Warwick Smith is Bethnal Green’s first and so far only winemaker, and probably the only one that puts his customers’ faces on the bottle. “We ask people to put themselves forward every year and we pick a selection. The idea is that the wines stay with the people. If we make the same wine in the same way from the same vineyard, it’s the same person but we take a new picture of them for each vintage. So as the wines evolve, so do the people on them!”
Kyra, for instance, is a nice Sauvignon Blanc, while Sara is a memorable Essex Chardonnay. Josh, meanwhile, is a classy 2019 Sangiovese, and Melissa is a cheeky Pinot Grigio/Grauburgunder born in 2019. There is a Gary in the pipeline.
In E2, Smith makes “Renegade” wines from fifteen UK vineyards, as well as foreign ones. “I set up Renegade in 2016 after 15 years in financial services, mainly working for Russell Investments in London and Singapore. “I was just a desk monkey and wanted to invent a completely new life for myself in wine. So I borrowed and begged. Our approach to winemaking is very different to the others in the space.
“Firstly, we are the only winery in world that sources premium, predominantly organically grown, hand-harvested, fresh whole bunches of grapes from UK, France, Germany, Spain, Italy, Albania and Portugal, and we’ll work with Hungarian, Swiss, and other grapes this year. We buy around 50 per cent from England. Our philosophy is to make innovative, low intervention wines in London.
“If you love Provence rosé or Champagne, buy those. They’re great. If you want something new, brilliant and innovative, try Renegade’s very modern Sauvignon Blanc, Skin Contact Pinot Grigio Ramato and Dry Hopped English Sparkling (Bethnal Bubbles).
“Almost all our wines are wild ferment (no additions of yeast), we don’t fine or filter the wines and we don’t use animal or winemaking chemicals. We don’t add sugar to juice or take away acidity. Vintage variation will be significant because of that. All our wines are made in Britain. We make around 38,000 bottles a year but we’re hoping to build a bigger – but still small – new winery in East London this summer in time for the 2021 harvest.”
Smith is not alone in creating innovative urban wine. Blackbook Winery, in Battersea’s Stone Business Estate, is run by Sergio and Lynsey Verillo. Their wines are made from grapes grown in Essex and Oxfordshire. “My mother was from Budapest and my father from Caserta in southern Italy,” says Sergio. “Both migrated to the States in the early 70s. My father was an auto mechanic specialising in exotic cars and imports such as Ferrari and Lamborghini. My mother was a basketball player for the Hungarian national youth team.”

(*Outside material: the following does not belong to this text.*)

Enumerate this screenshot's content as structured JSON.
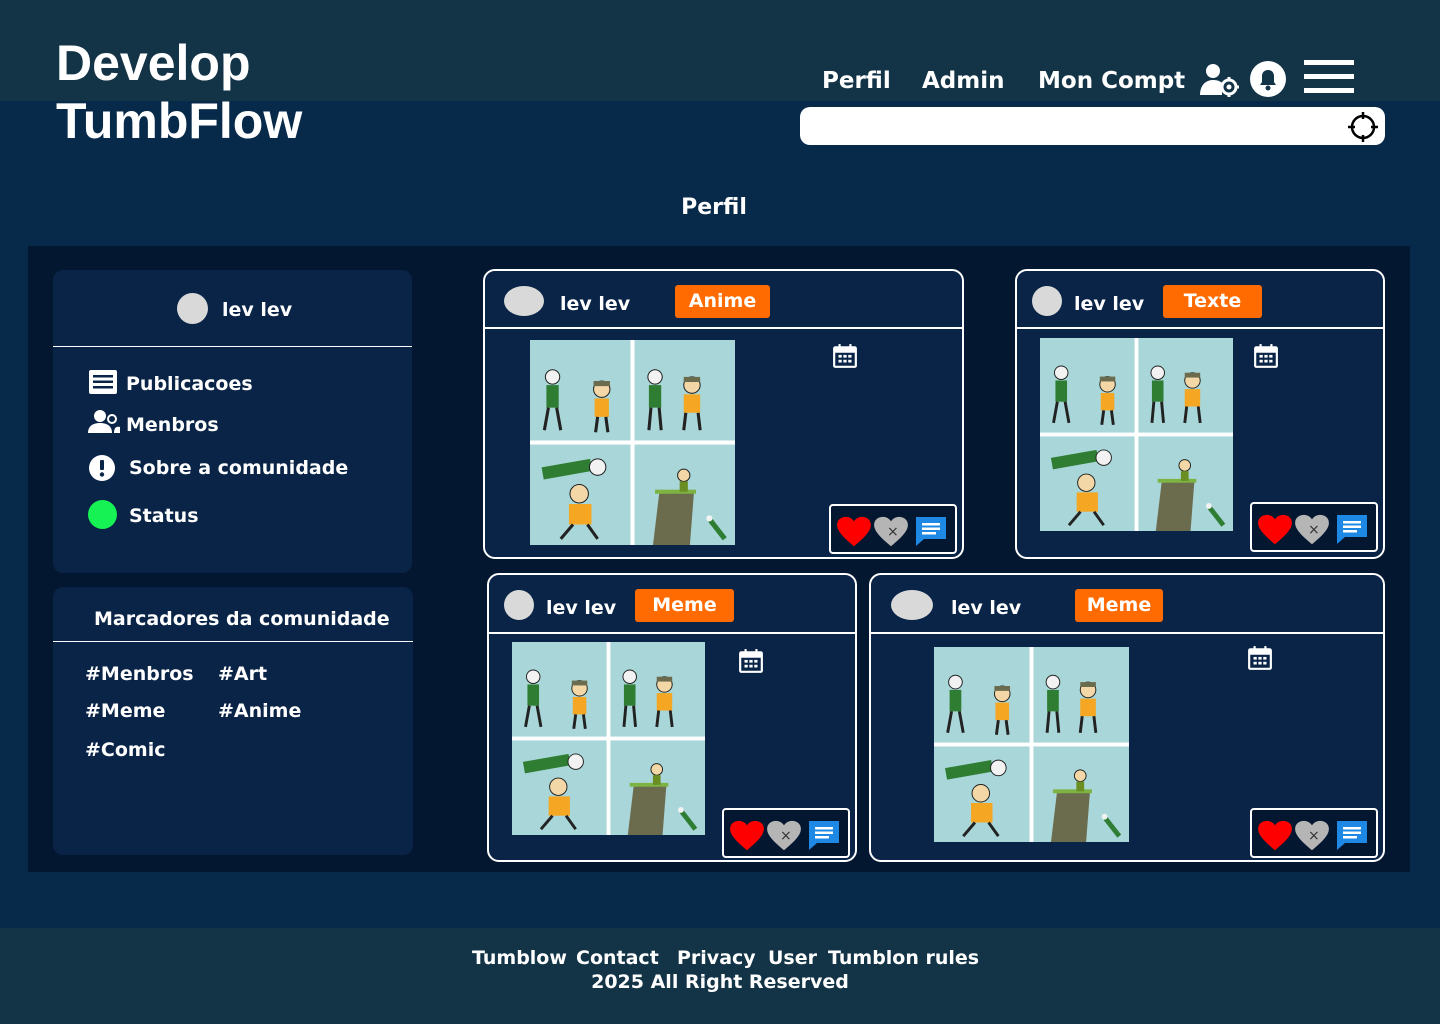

A graduate in journalism from the University of New Hampshire, US-born Sergio studied viticulture and enology at East Sussex’s Plumpton College and worked as a harvest cellar hand around the world before becoming a sommelier and assistant wine buyer for the wine merchants Philglas and Swiggot.
Aberdeen-born Lynsey is a graduate of Strathclyde Business School and worked for American Express and now VISA Europe. They met in New York and when she returned to London, Sergio followed. “The winery is based under the Queenstown road railway and was built around the 1910s as part of the railway extension. It’s pretty rad as we are surrounded by Victorian clay bricks that most likely came from the same place a majority of our fruit comes from: Essex.
“The name BlackBook comes from the philosophy of bringing together tradition with innovation. The word has duality. Historically, the little Black book held important numbers and dates but is now more often a term for a graffiti artist’s sketchbook. We’re bringing together history and modernism to reflect the city we live in.”